"I want to make sure Estonia is eligible for some of those funds."
Freeh said he thought some of the criticism leveled at him in the Estonian media and political community following the deal had been little short of hysterical.
"I understand criticism, but nobody really focused on what the conflict was, so I think we got some progress on that today."
Earlier on Monday and immediately after the Rigiikogu hearing, Freeh had told AK that: "We've read everything in newspapers from Freeh is an agent of the Kremlin, which I'm not – of course if I was I couldn't admit it anyway – but these are really nonsensical claims which I don't know how to respond to except to say our goal and interest here are only Estonia."
Freeh also told AK Monday evening that the allegations had been somewhat of a surprise to him and had even led to friends and former colleagues in the FBI to call him up and ask what all the talk about him working for the Kremlin had been.
With regard to the Prevezon case, Freeh said that he had been consulted by the latter's lawyer (Natalya Veselnitskaya – ed.) for his opinion, something which was standard practise.
"It's clear, as I told the commission, that there was such a conversation, but my role in the case was extremely limited. I was asked to evaluate the US government's offer to settle the Prevezon case, and Prevezon's lawyers asked me of my opinion of the offer, which is something lawyers do all the time," he said, earlier on Monday.
Ligi and Raik: Conflict of interest, lack of clarity still remain
Jürgen Ligi (Reform), chair of the Riigikogu's Special Committee on State Budget Control, however, told AK Monday that conflict of interest still persisted.
"The intelligence report says that he obtained the assignments from the Kremlin. So I don't know if he got the money. In the bigger picture, he has a conflict of interest in any case. It is known that the reports contradict his words - that he had meetings in Moscow," Ligi, a former finance minister, said.
The committee also questioned the role of Martin Helme, whom it said had met with Freeh as early as late 2019 (the deal, with Freeh, Sporkin & Sullivan, which Freeh was at the time senior partner of, was inked in late June – ed.).
In general, Freeh said that the questions had not been too numerous, that he was happy to cooperate, and that he thought that his answers had satisfied the committee.
He also told AK Monday evening that the next step was to get a confidentiality agreement with Prosecutor General Andres Parmas, who he said he had both met in person and spoken to on the phone, to add to the one already signed with the financial supervisory authority in Estonia which would satisfy General Data Protection Regulation (GDPR) issues and make the information acceptable to be passed on to prosecutors in the U.S.
Meanwhile Social Democratic Party (SDE) MP and head of the Riigikogu's anti-corruption committee Katri Raik added to Jürgen Ligi's line by expressing concern over the confidential nature of the agreement.

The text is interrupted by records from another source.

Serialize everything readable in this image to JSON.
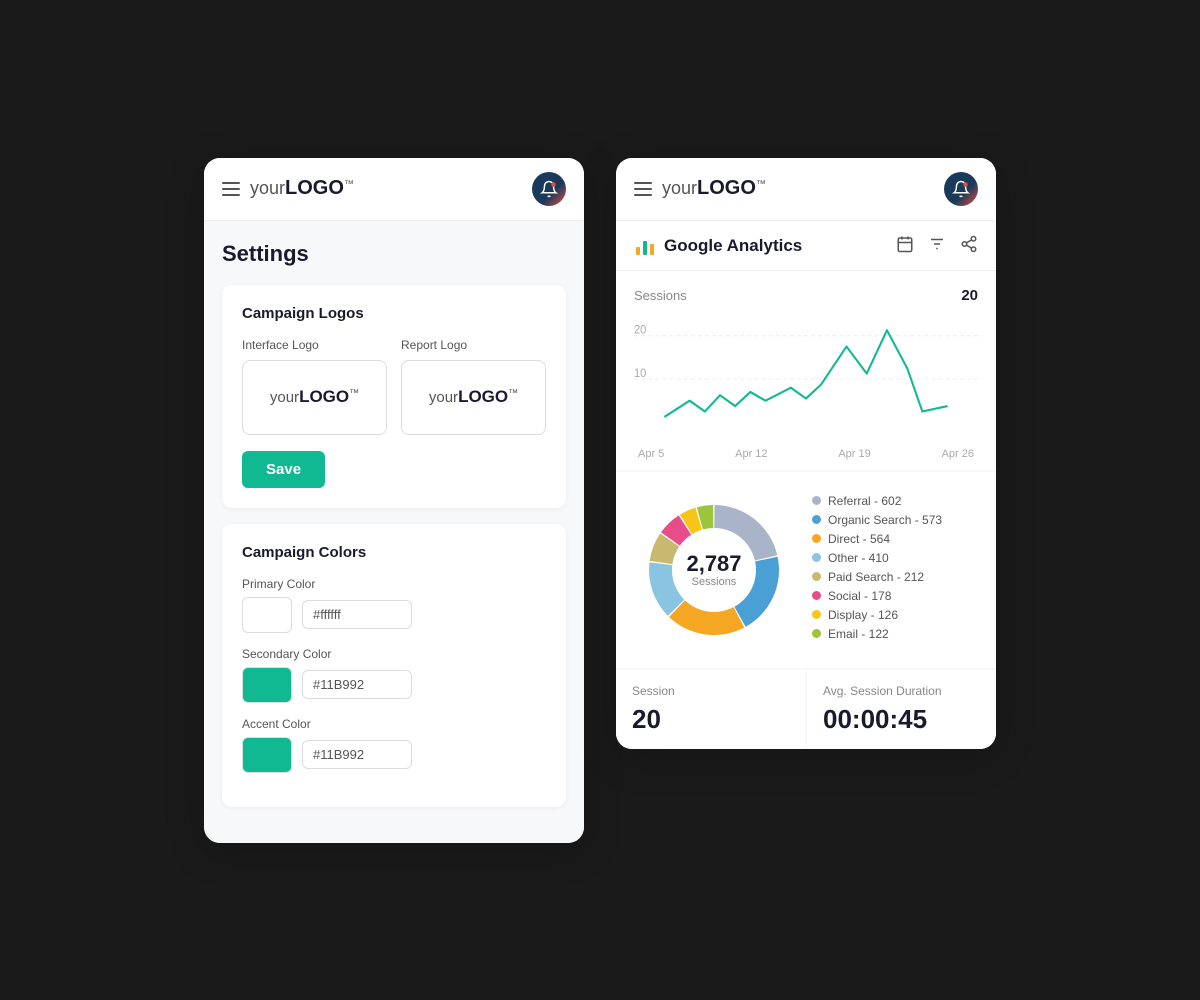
{
  "colors": {
    "primary": "#11B992",
    "accent": "#11B992",
    "dark": "#1a1a2e"
  },
  "shared": {
    "logo_prefix": "your",
    "logo_bold": "LOGO",
    "logo_tm": "™"
  },
  "left_panel": {
    "title": "Settings",
    "section_logos": {
      "title": "Campaign Logos",
      "interface_logo_label": "Interface Logo",
      "report_logo_label": "Report Logo"
    },
    "save_button": "Save",
    "section_colors": {
      "title": "Campaign Colors",
      "primary_label": "Primary Color",
      "primary_hex": "#ffffff",
      "secondary_label": "Secondary Color",
      "secondary_hex": "#11B992",
      "accent_label": "Accent Color",
      "accent_hex": "#11B992"
    }
  },
  "right_panel": {
    "analytics_title": "Google Analytics",
    "chart": {
      "label": "Sessions",
      "value": "20",
      "x_labels": [
        "Apr 5",
        "Apr 12",
        "Apr 19",
        "Apr 26"
      ],
      "y_labels": [
        "20",
        "10"
      ],
      "peak": 20
    },
    "donut": {
      "total": "2,787",
      "sublabel": "Sessions",
      "segments": [
        {
          "label": "Referral - 602",
          "color": "#aab4c8",
          "value": 602
        },
        {
          "label": "Organic Search - 573",
          "color": "#4a9fd5",
          "value": 573
        },
        {
          "label": "Direct - 564",
          "color": "#f5a623",
          "value": 564
        },
        {
          "label": "Other - 410",
          "color": "#89c4e1",
          "value": 410
        },
        {
          "label": "Paid Search - 212",
          "color": "#c8b96e",
          "value": 212
        },
        {
          "label": "Social - 178",
          "color": "#e84d8a",
          "value": 178
        },
        {
          "label": "Display - 126",
          "color": "#f5c518",
          "value": 126
        },
        {
          "label": "Email - 122",
          "color": "#9bc53d",
          "value": 122
        }
      ]
    },
    "stats": {
      "session_label": "Session",
      "session_value": "20",
      "avg_label": "Avg. Session Duration",
      "avg_value": "00:00:45"
    }
  }
}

"It is simply not possible for one man to take over, find an office and make a contract it, and as taxpayers we simply have to stump up the three million ourselves without understanding exactly what we are paying this money for, and to whom," Raik told AK Monday.
Criticisms of the deal had also revolved around confidentiality and the use of taxpayer funds, as well as Martin Helme allegedly acting unilaterally in the deal, and questions about the procurement process when Freeh, Sporkin & Sullivan was hired (two other law firms had reportedly been in the late running – ed.).
Jürgen Ligi and Katri Raik are both opposition MPs, Helme's party, EKRE, is in office, together with Center and Isamaa.
Editor: Andrew Whyte